00:10:36.880 --> 00:10:38.810
we only shift the eigenvalues.
00:10:38.810 --> 00:10:41.210
And we don't actually
change the eigenvectors.
00:10:41.210 --> 00:10:44.790
So note that this matrix
R, which is 2P minus I,
00:10:44.790 --> 00:10:47.700
it's going to have the
same eigenvectors as P.
00:10:47.700 --> 00:10:50.560
It's just going to have
different eigenvalues.
00:10:50.560 --> 00:10:54.330
So first off, we're going
to have one eigenvector.
00:10:56.970 --> 00:10:59.990
So the first eigenvector
is going to be a.
00:10:59.990 --> 00:11:03.060
So we have one
eigenvector which is a.
00:11:03.060 --> 00:11:11.880
So we have one
eigenvector which is a.
00:11:11.880 --> 00:11:16.620
And note that for the
vector a, it corresponds
00:11:16.620 --> 00:11:19.500
to the eigenvalue of 1.
00:11:19.500 --> 00:11:23.340
So what eigenvalue does
this correspond to?
00:11:23.340 --> 00:11:25.950
This is going to give
me a lambda which
00:11:25.950 --> 00:11:31.150
is 2 times 1 minus 1.
00:11:31.150 --> 00:11:33.030
So it's 1.
00:11:33.030 --> 00:11:36.840
So note that a, the
vector a, not only
00:11:36.840 --> 00:11:40.290
has an eigenvalue of 1 for P,
but it has an eigenvalue of 1
00:11:40.290 --> 00:11:42.940
for R as well.
00:11:42.940 --> 00:11:53.380
The second case was b.
00:11:53.380 --> 00:11:57.710
And remember that b has
an eigenvalue of 0 for P.
00:11:57.710 --> 00:12:10.230
So when we act R acting on b,
we'll have 2 times 0 minus 1 b.
00:12:10.230 --> 00:12:14.040
So this is going to
give us negative b.
00:12:14.040 --> 00:12:16.960
So the eigenvalue for b
is going to be negative 1.
00:12:20.870 --> 00:12:21.370
OK.
00:12:21.370 --> 00:12:25.740
And this is actually a general
case for reflection matrices,
00:12:25.740 --> 00:12:28.030
is that they typically
have eigenvalues

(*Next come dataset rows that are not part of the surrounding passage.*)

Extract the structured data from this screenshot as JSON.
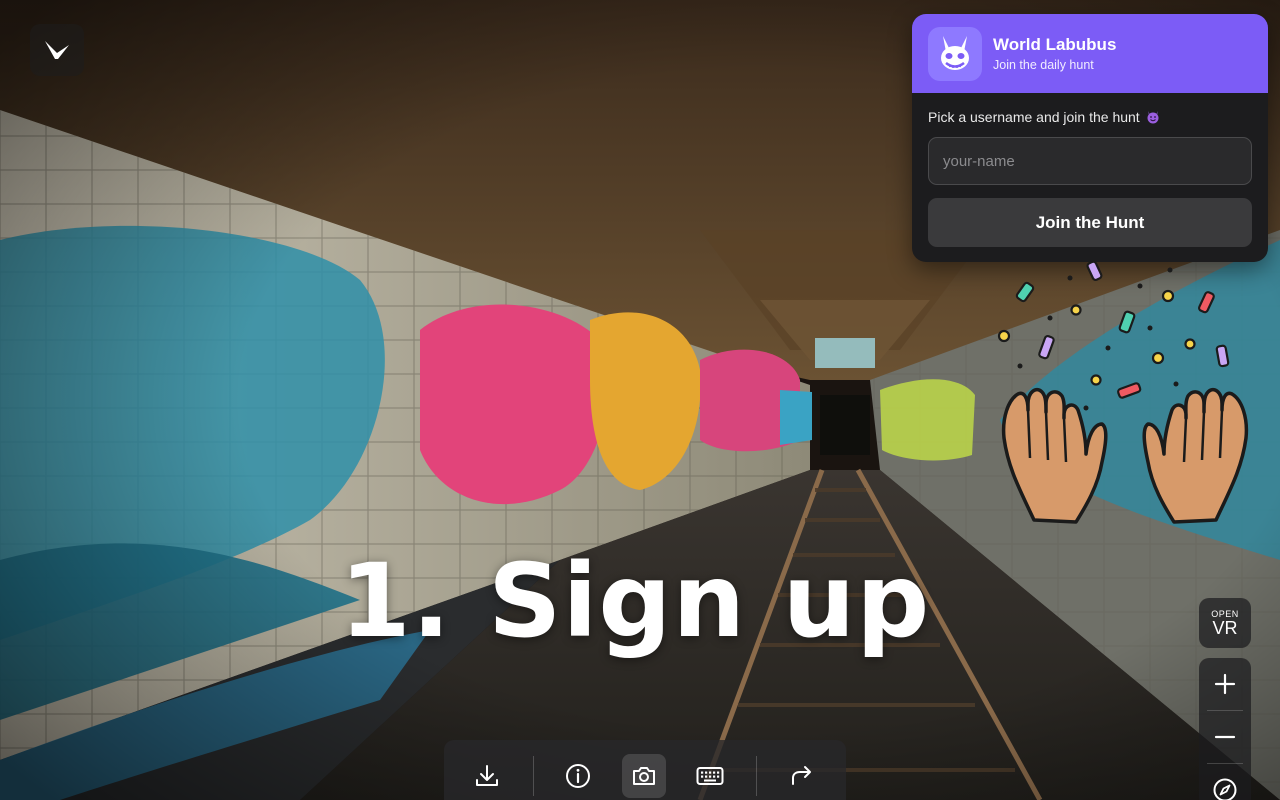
{
  "app": {
    "logo_icon": "chevron-bird-logo-icon"
  },
  "headline": "1. Sign up",
  "signup_panel": {
    "title": "World Labubus",
    "subtitle": "Join the daily hunt",
    "avatar_icon": "labubu-monster-icon",
    "prompt": "Pick a username and join the hunt",
    "prompt_emoji_icon": "smiling-devil-icon",
    "username_placeholder": "your-name",
    "username_value": "",
    "join_button_label": "Join the Hunt",
    "accent_color": "#7c5cf6"
  },
  "decoration": {
    "emoji_icon": "clapping-hands-confetti-icon"
  },
  "controls": {
    "vr_small_label": "OPEN",
    "vr_big_label": "VR",
    "zoom_in_icon": "plus-icon",
    "zoom_out_icon": "minus-icon",
    "compass_icon": "compass-icon"
  },
  "toolbar": {
    "items": [
      {
        "icon": "download-icon"
      },
      {
        "icon": "info-icon"
      },
      {
        "icon": "camera-icon",
        "active": true
      },
      {
        "icon": "keyboard-icon"
      },
      {
        "icon": "share-arrow-icon"
      }
    ]
  }
}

00:12:28.030 --> 00:12:31.430
of plus 1 or negative 1.
00:12:31.430 --> 00:12:34.100
OK, so we've just taken a
look at several matrices
00:12:34.100 --> 00:12:36.010
that come up in practice.
00:12:36.010 --> 00:12:38.460
We've looked at projection
matrices, reflection matrices,
00:12:38.460 --> 00:12:40.290
and rotation matrices.
00:12:40.290 --> 00:12:42.600
And we've seen a little
bit of the properties
00:12:42.600 --> 00:12:44.940
of their eigenvalues
and eigenvectors.
00:12:44.940 --> 00:12:48.608
So I'll just conclude here,
and good luck on your test.